When you are looking for work, the job interview can be a daunting prospect. However, for those with social anxiety disorder (SAD), interviews can elicit severe anxiety and dread beyond what would be considered normal jitters. Interview settings are generally face-to-face with an evaluative component, which is a terrible combination for those with SAD. In addition to the job interview nerves that everyone gets, those with SAD have to contend with intense fear about being judged and evaluated.
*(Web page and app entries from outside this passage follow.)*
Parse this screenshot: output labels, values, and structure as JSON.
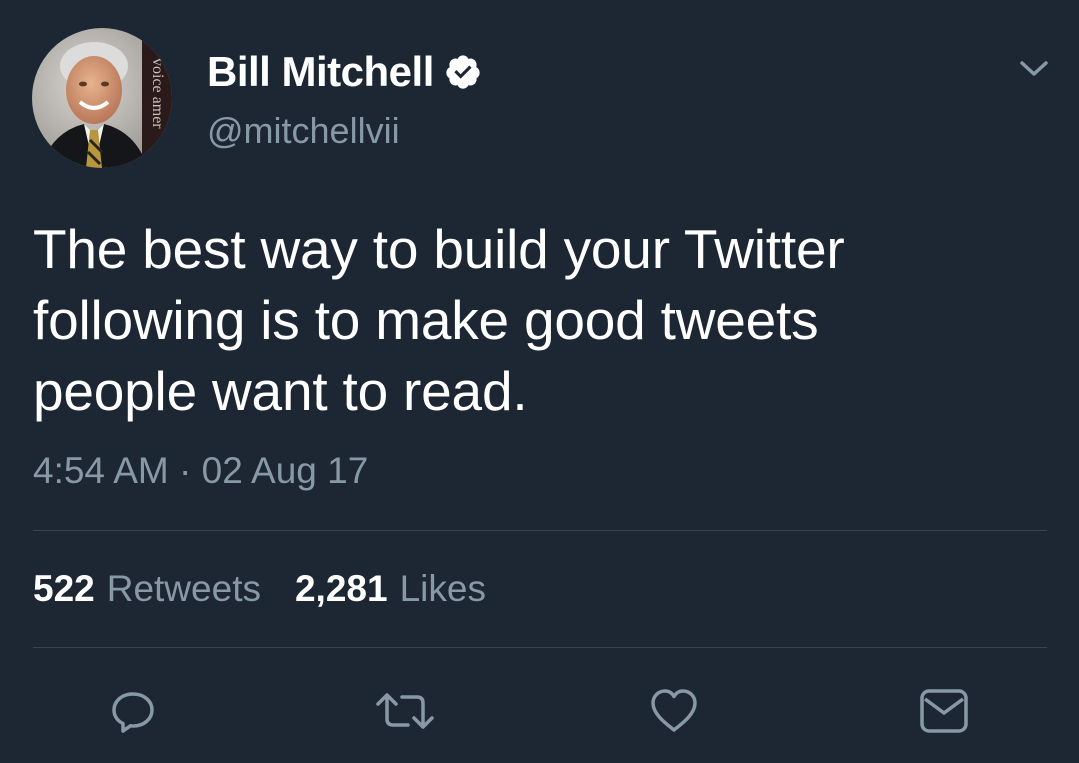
{
  "tweet": {
    "author": {
      "display_name": "Bill Mitchell",
      "handle": "@mitchellvii",
      "verified": true,
      "avatar_backdrop_text": "voice amer"
    },
    "text_lines": [
      "The best way to build your Twitter",
      "following is to make good tweets",
      "people want to read."
    ],
    "timestamp": "4:54 AM · 02 Aug 17",
    "stats": {
      "retweets_count": "522",
      "retweets_label": "Retweets",
      "likes_count": "2,281",
      "likes_label": "Likes"
    }
  },
  "icons": {
    "menu": "chevron-down-icon",
    "verified": "verified-badge-icon",
    "reply": "reply-icon",
    "retweet": "retweet-icon",
    "like": "heart-icon",
    "message": "envelope-icon"
  },
  "colors": {
    "background": "#1c2733",
    "primary_text": "#ffffff",
    "secondary_text": "#8899a6",
    "divider": "#38444d"
  }
}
What are some signs that a person with SAD might be having problems with job interview nerves? Below are some common problems that you may encounter as part of the fight-or-flight response, your body's way of preparing for what it perceives as a threat.
- shaky legs
- pounding heart
- shortness of breath
- trembling hands
- tense muscles
- trouble thinking clearly
- cold or sweaty palms
- shaky voice
Whereas most people who have job interview nerves do fine once they get talking, many people with SAD become more anxious and fearful as the interview goes on. Unfortunately, a good candidate with SAD may be overlooked because of poor performance in an interview. Given that the job interview is the most common way that employers evaluate job candidates, it is important to learn how to deal with this problem.
In addition to formal treatment, job-seekers with SAD can manage anxiety by using coping strategies and avoiding behaviors that worsen anxiety prior to and during an interview. By actively seeking treatment and ways to cope, you can greatly alleviate anxiety about job interviews and increase the chances of being the successful candidate.
Georgia College and State University. Managing Job Interview Anxiety. Accessed November 28, 2009.
Salisbury University. Interview Stress and Anxiety. Accessed November 28, 2009.
Boston College. Dealing with Interview Anxiety. Accessed November 28, 2009.